The records:

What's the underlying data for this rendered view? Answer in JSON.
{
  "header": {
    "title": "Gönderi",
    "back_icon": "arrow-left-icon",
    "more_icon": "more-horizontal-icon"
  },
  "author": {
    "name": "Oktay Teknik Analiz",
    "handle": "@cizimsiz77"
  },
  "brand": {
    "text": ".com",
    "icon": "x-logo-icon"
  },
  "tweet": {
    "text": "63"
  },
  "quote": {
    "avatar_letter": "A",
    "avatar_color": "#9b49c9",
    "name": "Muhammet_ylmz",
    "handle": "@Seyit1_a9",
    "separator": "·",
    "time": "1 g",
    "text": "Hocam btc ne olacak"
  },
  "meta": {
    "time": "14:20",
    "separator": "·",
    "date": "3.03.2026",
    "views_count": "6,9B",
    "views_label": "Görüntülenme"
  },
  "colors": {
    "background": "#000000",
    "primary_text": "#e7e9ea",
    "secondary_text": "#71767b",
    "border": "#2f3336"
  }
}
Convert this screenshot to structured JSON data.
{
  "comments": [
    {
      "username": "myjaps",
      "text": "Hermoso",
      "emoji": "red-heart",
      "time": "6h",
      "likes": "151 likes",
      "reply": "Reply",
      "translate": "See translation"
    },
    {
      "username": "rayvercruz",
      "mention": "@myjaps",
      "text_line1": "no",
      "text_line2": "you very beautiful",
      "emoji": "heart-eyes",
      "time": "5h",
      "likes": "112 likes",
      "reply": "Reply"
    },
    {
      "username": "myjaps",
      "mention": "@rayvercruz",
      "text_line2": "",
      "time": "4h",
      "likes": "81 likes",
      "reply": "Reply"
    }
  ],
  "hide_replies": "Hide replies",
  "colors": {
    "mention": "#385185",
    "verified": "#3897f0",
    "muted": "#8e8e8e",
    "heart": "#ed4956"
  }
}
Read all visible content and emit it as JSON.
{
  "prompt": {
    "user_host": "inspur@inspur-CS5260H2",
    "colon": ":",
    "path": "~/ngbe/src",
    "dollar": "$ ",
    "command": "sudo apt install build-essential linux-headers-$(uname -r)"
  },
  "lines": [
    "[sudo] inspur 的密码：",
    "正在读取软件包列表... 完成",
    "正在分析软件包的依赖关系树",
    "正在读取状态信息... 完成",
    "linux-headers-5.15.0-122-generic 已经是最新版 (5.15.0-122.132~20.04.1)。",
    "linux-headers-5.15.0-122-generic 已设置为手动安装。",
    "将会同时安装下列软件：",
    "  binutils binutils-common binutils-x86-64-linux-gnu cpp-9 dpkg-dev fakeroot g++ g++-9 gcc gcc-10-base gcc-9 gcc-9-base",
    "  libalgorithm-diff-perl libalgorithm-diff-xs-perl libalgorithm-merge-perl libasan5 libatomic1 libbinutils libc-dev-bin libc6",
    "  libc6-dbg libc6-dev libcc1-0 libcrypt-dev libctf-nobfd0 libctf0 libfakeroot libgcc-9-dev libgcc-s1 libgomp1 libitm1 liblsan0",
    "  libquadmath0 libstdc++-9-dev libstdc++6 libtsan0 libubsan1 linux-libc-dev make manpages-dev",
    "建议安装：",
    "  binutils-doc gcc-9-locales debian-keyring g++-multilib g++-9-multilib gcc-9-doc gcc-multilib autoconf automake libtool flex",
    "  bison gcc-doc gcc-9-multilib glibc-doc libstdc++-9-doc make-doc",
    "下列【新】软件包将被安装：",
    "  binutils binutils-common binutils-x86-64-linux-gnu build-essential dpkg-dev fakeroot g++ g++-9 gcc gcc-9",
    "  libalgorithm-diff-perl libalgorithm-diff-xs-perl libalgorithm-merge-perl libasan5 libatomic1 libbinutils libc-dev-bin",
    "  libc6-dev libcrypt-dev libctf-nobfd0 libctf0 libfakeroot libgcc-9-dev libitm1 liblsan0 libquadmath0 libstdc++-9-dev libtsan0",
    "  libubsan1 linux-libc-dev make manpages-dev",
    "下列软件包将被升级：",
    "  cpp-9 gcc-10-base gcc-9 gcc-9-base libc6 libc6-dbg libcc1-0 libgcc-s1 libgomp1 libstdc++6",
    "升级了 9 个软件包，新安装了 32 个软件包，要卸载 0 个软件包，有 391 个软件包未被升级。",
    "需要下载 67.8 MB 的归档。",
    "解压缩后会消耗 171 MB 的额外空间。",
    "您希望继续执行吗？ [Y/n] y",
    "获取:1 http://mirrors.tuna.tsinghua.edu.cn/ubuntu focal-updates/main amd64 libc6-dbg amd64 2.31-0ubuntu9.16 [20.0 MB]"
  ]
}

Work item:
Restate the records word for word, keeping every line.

Exercise result:
What's the underlying data for this rendered view? Answer in JSON.
{
  "header": {
    "title": "Gönderi",
    "back_icon": "arrow-left-icon",
    "more_icon": "more-horizontal-icon"
  },
  "author": {
    "name": "Oktay Teknik Analiz",
    "handle": "@cizimsiz77"
  },
  "brand": {
    "text": ".com",
    "icon": "x-logo-icon"
  },
  "tweet": {
    "text": "63"
  },
  "quote": {
    "avatar_letter": "A",
    "avatar_color": "#9b49c9",
    "name": "Muhammet_ylmz",
    "handle": "@Seyit1_a9",
    "separator": "·",
    "time": "1 g",
    "text": "Hocam btc ne olacak"
  },
  "meta": {
    "time": "14:20",
    "separator": "·",
    "date": "3.03.2026",
    "views_count": "6,9B",
    "views_label": "Görüntülenme"
  },
  "colors": {
    "background": "#000000",
    "primary_text": "#e7e9ea",
    "secondary_text": "#71767b",
    "border": "#2f3336"
  }
}
Convert this screenshot to structured JSON data.
{
  "comments": [
    {
      "username": "myjaps",
      "text": "Hermoso",
      "emoji": "red-heart",
      "time": "6h",
      "likes": "151 likes",
      "reply": "Reply",
      "translate": "See translation"
    },
    {
      "username": "rayvercruz",
      "mention": "@myjaps",
      "text_line1": "no",
      "text_line2": "you very beautiful",
      "emoji": "heart-eyes",
      "time": "5h",
      "likes": "112 likes",
      "reply": "Reply"
    },
    {
      "username": "myjaps",
      "mention": "@rayvercruz",
      "text_line2": "",
      "time": "4h",
      "likes": "81 likes",
      "reply": "Reply"
    }
  ],
  "hide_replies": "Hide replies",
  "colors": {
    "mention": "#385185",
    "verified": "#3897f0",
    "muted": "#8e8e8e",
    "heart": "#ed4956"
  }
}
Read all visible content and emit it as JSON.
{
  "prompt": {
    "user_host": "inspur@inspur-CS5260H2",
    "colon": ":",
    "path": "~/ngbe/src",
    "dollar": "$ ",
    "command": "sudo apt install build-essential linux-headers-$(uname -r)"
  },
  "lines": [
    "[sudo] inspur 的密码：",
    "正在读取软件包列表... 完成",
    "正在分析软件包的依赖关系树",
    "正在读取状态信息... 完成",
    "linux-headers-5.15.0-122-generic 已经是最新版 (5.15.0-122.132~20.04.1)。",
    "linux-headers-5.15.0-122-generic 已设置为手动安装。",
    "将会同时安装下列软件：",
    "  binutils binutils-common binutils-x86-64-linux-gnu cpp-9 dpkg-dev fakeroot g++ g++-9 gcc gcc-10-base gcc-9 gcc-9-base",
    "  libalgorithm-diff-perl libalgorithm-diff-xs-perl libalgorithm-merge-perl libasan5 libatomic1 libbinutils libc-dev-bin libc6",
    "  libc6-dbg libc6-dev libcc1-0 libcrypt-dev libctf-nobfd0 libctf0 libfakeroot libgcc-9-dev libgcc-s1 libgomp1 libitm1 liblsan0",
    "  libquadmath0 libstdc++-9-dev libstdc++6 libtsan0 libubsan1 linux-libc-dev make manpages-dev",
    "建议安装：",
    "  binutils-doc gcc-9-locales debian-keyring g++-multilib g++-9-multilib gcc-9-doc gcc-multilib autoconf automake libtool flex",
    "  bison gcc-doc gcc-9-multilib glibc-doc libstdc++-9-doc make-doc",
    "下列【新】软件包将被安装：",
    "  binutils binutils-common binutils-x86-64-linux-gnu build-essential dpkg-dev fakeroot g++ g++-9 gcc gcc-9",
    "  libalgorithm-diff-perl libalgorithm-diff-xs-perl libalgorithm-merge-perl libasan5 libatomic1 libbinutils libc-dev-bin",
    "  libc6-dev libcrypt-dev libctf-nobfd0 libctf0 libfakeroot libgcc-9-dev libitm1 liblsan0 libquadmath0 libstdc++-9-dev libtsan0",
    "  libubsan1 linux-libc-dev make manpages-dev",
    "下列软件包将被升级：",
    "  cpp-9 gcc-10-base gcc-9 gcc-9-base libc6 libc6-dbg libcc1-0 libgcc-s1 libgomp1 libstdc++6",
    "升级了 9 个软件包，新安装了 32 个软件包，要卸载 0 个软件包，有 391 个软件包未被升级。",
    "需要下载 67.8 MB 的归档。",
    "解压缩后会消耗 171 MB 的额外空间。",
    "您希望继续执行吗？ [Y/n] y",
    "获取:1 http://mirrors.tuna.tsinghua.edu.cn/ubuntu focal-updates/main amd64 libc6-dbg amd64 2.31-0ubuntu9.16 [20.0 MB]"
  ]
}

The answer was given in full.